ASSIGNMENT:
The string "Selective" may appear on lines of the entries below; report how many such lines there are, and only that.

Top of DATA

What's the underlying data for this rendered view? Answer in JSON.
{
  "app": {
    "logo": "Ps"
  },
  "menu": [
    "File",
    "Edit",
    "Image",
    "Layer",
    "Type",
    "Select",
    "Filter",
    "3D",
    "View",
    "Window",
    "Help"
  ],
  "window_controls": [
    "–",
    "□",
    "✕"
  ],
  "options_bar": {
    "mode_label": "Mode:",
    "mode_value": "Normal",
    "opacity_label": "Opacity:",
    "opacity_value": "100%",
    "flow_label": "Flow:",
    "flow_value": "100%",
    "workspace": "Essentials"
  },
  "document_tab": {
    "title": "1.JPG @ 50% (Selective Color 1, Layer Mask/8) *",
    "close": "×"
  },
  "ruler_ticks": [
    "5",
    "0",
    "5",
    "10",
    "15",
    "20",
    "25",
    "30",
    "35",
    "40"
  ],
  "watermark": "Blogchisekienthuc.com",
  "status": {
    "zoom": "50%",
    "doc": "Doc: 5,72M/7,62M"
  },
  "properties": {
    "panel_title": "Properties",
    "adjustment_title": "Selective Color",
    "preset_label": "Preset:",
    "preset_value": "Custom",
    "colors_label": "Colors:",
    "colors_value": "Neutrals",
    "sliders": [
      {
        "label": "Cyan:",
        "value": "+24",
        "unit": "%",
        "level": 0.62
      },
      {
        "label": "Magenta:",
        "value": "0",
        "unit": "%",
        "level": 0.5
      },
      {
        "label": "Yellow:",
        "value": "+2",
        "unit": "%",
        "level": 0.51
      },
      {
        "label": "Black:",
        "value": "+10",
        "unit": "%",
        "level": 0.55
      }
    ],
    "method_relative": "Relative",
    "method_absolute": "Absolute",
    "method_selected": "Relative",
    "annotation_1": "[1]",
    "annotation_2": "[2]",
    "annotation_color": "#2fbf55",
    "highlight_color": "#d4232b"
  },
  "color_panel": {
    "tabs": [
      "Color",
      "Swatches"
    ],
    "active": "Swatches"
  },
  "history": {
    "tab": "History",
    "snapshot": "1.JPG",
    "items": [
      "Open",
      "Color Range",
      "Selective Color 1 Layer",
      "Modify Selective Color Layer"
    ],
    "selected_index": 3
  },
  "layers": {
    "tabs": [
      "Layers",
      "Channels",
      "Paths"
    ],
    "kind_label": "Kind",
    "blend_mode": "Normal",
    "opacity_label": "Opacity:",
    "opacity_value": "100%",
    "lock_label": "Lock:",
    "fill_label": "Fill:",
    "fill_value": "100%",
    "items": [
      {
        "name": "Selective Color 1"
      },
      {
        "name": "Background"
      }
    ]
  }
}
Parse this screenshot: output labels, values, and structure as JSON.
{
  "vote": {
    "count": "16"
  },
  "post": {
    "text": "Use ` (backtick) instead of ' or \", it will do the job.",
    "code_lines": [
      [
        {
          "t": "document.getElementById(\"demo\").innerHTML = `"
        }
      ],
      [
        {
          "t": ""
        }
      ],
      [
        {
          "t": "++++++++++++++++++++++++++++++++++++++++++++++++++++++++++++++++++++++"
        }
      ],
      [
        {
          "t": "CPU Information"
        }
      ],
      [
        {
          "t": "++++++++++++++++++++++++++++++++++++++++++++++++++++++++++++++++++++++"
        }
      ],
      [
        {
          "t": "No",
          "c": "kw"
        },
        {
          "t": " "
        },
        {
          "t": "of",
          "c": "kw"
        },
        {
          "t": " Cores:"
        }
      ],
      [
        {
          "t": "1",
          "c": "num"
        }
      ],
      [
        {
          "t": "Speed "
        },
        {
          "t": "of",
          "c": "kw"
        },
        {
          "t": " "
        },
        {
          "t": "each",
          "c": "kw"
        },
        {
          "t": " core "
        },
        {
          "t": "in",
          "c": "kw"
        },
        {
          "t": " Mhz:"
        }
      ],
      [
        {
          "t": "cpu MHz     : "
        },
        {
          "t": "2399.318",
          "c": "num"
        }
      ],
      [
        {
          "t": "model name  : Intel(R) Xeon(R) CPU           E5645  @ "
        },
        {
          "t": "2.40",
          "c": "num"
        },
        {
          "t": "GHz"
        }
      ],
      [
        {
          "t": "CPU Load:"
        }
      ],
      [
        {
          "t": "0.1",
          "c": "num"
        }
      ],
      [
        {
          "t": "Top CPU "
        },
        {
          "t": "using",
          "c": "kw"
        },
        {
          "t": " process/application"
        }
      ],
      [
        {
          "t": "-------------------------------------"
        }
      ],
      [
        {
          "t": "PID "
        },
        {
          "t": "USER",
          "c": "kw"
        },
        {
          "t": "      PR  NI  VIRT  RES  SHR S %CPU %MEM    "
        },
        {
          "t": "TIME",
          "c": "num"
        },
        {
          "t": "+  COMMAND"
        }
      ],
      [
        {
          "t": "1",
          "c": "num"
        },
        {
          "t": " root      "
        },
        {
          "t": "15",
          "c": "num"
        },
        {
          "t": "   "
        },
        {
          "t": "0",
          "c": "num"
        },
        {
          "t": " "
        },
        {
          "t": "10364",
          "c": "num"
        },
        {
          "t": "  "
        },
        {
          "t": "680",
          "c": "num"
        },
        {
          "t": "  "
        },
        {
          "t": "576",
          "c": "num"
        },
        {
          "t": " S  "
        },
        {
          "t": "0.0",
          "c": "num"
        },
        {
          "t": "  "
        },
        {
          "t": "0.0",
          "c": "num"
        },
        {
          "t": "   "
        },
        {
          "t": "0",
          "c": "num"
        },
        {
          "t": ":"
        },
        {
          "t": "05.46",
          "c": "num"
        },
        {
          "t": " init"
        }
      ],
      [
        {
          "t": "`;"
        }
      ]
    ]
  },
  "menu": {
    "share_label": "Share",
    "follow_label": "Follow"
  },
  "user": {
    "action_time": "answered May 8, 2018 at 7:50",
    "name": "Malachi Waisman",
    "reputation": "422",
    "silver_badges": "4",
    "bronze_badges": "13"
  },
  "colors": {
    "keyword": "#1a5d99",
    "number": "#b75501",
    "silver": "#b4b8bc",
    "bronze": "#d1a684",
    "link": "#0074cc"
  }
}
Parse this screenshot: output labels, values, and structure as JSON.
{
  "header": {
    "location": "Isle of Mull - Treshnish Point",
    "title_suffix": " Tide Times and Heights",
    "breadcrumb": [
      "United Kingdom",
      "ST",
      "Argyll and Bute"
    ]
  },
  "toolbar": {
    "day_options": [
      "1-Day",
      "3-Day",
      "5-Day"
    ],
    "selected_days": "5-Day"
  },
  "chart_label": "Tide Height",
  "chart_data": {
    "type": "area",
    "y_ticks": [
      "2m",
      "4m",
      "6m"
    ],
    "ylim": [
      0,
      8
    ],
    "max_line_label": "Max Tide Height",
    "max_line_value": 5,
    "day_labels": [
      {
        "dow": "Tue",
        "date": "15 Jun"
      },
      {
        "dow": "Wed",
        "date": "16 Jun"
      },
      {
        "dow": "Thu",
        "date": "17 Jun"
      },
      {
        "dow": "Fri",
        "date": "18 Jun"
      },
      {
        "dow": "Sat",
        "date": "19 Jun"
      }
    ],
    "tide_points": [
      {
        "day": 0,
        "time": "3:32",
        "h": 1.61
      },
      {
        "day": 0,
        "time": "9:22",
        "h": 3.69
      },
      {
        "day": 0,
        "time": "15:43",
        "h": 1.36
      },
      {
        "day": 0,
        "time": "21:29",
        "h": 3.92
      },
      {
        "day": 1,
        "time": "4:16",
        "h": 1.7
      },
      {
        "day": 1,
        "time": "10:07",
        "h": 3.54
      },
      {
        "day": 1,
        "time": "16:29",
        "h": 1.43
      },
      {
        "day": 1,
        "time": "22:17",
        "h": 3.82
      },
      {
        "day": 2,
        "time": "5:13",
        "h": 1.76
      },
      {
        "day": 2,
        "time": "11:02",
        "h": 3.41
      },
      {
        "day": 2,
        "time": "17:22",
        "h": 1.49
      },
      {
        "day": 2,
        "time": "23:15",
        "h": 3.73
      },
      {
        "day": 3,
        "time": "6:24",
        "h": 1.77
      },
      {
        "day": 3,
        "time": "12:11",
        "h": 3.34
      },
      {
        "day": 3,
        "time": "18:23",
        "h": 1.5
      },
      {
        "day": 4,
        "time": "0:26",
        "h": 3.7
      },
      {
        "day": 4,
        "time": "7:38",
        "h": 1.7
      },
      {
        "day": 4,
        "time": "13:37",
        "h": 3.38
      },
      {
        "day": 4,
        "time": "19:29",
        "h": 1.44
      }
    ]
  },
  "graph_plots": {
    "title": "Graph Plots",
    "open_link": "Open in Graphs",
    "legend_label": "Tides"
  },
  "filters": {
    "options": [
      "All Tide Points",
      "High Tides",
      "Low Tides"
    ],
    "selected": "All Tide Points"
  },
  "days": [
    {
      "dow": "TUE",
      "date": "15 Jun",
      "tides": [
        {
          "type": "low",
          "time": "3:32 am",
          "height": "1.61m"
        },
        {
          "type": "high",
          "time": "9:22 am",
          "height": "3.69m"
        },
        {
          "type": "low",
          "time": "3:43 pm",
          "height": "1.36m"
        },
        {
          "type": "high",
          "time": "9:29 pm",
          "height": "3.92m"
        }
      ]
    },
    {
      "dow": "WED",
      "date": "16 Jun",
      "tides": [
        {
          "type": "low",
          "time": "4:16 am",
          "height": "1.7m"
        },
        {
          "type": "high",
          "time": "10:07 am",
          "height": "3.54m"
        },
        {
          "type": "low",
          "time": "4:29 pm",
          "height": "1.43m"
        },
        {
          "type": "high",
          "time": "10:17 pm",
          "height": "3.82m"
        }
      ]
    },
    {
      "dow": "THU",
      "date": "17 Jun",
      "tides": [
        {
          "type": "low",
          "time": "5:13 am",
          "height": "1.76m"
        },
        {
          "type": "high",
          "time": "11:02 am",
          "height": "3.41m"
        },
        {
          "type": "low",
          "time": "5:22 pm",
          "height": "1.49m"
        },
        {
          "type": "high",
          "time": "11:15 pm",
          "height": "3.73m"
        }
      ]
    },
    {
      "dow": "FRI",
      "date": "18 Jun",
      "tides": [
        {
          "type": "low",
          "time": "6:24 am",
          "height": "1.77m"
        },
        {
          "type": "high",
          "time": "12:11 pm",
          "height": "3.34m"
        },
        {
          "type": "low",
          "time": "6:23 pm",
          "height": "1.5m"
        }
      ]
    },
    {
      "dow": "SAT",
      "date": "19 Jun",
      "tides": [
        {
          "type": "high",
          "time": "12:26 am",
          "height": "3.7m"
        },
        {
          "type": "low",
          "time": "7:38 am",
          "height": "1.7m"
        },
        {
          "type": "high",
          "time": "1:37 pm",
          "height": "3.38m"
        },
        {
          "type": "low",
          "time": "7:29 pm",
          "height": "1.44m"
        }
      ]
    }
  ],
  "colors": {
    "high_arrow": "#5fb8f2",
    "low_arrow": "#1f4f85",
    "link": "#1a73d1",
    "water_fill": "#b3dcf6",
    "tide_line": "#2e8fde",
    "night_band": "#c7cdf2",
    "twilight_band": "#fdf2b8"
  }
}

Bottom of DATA

PROBLEM SOLUTION:
5